A situation we see and hear a lot as criminal defense attorneys is one where an alleged crime is reported to law enforcement, but the initial complainant later does not wish to pursue criminal charges against the suspect. Unfortunately, it is not that simple.
This type of scenario is particularly common when the parties involved are family, in a relationship, or friends. If a couple gets in a drunken altercation, one partner might call the police and the other could be arrested. However, once everyone has calmed down the next day, the person that reported it might simply want to let it go and move on.
Now, even though they may want to “drop the charges,” it is out of their hands. Once a report has been made to law enforcement (whether someone was arrested or not), the wheels are already in motion. Law enforcement will conduct any follow-up investigation necessary, then draft a report and decide whether to forward it to the City Attorney’s Office or District Attorney’s Office for prosecution.
A prosecutor will then review the case and determine whether to file criminal charges. While the prosecutor should take the reporting party’s preferences into consideration, they do not actually need to follow them. Therefore—if a neighbor calls the police after hearing a domestic dispute—a husband might still be criminally prosecuted even if the wife never wished to pursue the case. The only person that can dismiss the charges at that point would be the prosecutor or a judge.
The most important thing to do when accused of any crime is to be proactive and not reactive. Even if the alleged victim does not want to be involved in your prosecution, your future and reputation could still be at stake. However, with the assistance of a reputable, locally experienced criminal defense firm, you can begin taking the steps necessary to get your situation back under control.

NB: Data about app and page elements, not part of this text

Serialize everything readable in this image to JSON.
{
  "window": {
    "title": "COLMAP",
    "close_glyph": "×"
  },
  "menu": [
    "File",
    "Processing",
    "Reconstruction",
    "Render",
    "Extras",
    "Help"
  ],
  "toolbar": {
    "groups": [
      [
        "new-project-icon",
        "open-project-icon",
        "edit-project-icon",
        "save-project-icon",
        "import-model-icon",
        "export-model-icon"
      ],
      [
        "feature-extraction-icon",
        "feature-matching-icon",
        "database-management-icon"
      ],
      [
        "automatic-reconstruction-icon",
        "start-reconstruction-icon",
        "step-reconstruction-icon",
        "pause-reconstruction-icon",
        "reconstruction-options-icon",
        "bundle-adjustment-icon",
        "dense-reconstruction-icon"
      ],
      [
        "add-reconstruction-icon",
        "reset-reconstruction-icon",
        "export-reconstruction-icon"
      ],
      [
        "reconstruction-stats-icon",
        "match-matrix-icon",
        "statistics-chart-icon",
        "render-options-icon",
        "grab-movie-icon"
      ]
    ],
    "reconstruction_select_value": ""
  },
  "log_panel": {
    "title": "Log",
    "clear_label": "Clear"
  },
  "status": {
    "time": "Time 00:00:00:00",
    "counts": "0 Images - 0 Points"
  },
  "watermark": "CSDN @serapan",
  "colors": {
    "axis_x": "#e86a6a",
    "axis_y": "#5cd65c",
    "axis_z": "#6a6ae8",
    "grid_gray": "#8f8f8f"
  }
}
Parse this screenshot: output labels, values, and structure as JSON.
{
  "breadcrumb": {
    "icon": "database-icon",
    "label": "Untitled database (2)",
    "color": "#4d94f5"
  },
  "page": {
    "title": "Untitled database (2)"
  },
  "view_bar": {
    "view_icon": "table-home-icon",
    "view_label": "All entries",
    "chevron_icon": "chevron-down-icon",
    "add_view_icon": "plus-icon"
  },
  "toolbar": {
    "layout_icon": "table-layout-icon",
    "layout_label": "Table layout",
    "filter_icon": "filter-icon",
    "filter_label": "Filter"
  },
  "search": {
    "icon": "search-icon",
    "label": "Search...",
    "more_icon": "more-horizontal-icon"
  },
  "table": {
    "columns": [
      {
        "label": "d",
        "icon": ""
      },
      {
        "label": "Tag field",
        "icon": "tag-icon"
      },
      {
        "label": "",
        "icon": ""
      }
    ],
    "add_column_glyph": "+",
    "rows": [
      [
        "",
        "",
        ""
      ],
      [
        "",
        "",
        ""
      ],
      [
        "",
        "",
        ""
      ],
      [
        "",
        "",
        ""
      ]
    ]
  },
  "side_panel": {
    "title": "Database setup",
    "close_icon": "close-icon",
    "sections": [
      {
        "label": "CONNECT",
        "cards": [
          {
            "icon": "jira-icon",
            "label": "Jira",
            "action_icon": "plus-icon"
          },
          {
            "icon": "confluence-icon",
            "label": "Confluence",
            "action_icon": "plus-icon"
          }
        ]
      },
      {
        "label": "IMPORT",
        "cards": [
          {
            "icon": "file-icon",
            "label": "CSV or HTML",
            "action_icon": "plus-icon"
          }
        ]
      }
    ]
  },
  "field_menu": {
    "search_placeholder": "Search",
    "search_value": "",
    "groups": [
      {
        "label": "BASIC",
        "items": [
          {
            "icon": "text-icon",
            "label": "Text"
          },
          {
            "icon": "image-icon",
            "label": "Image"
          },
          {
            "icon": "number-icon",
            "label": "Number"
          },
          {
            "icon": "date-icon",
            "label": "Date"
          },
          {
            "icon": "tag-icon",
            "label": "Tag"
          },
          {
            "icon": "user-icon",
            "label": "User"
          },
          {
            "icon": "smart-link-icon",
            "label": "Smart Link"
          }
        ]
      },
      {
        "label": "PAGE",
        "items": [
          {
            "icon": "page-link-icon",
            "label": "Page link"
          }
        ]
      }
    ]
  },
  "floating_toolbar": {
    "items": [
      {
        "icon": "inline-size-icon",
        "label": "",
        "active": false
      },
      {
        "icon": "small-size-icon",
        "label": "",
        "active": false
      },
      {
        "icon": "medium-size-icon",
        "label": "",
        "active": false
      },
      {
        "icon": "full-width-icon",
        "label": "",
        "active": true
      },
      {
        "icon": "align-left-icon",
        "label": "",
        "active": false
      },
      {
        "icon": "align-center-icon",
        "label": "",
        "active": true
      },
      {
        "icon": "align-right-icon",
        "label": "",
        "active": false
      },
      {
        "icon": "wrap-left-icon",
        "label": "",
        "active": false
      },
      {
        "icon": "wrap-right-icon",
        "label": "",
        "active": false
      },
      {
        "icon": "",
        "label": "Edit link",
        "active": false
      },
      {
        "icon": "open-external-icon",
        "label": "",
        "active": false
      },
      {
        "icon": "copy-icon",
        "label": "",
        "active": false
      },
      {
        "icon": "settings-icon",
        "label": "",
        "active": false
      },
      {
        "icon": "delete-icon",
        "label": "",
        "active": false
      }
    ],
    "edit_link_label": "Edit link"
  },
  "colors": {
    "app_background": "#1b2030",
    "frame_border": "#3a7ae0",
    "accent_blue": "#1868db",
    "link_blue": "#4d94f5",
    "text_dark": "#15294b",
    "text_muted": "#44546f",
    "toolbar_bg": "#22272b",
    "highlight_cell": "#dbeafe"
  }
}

For more information, you can check out managing partner David Shapiro’s video here and give us a call at (619) 295-3555 to set up a consultation today.
The contents of this article and blog are for meant for informational and marketing purposes only and do not constitute legal advice. Viewing and/or use of the blog does not form an attorney-client relationship. No statements in this post are a guarantee, warranty, or prediction of a particular result in your case.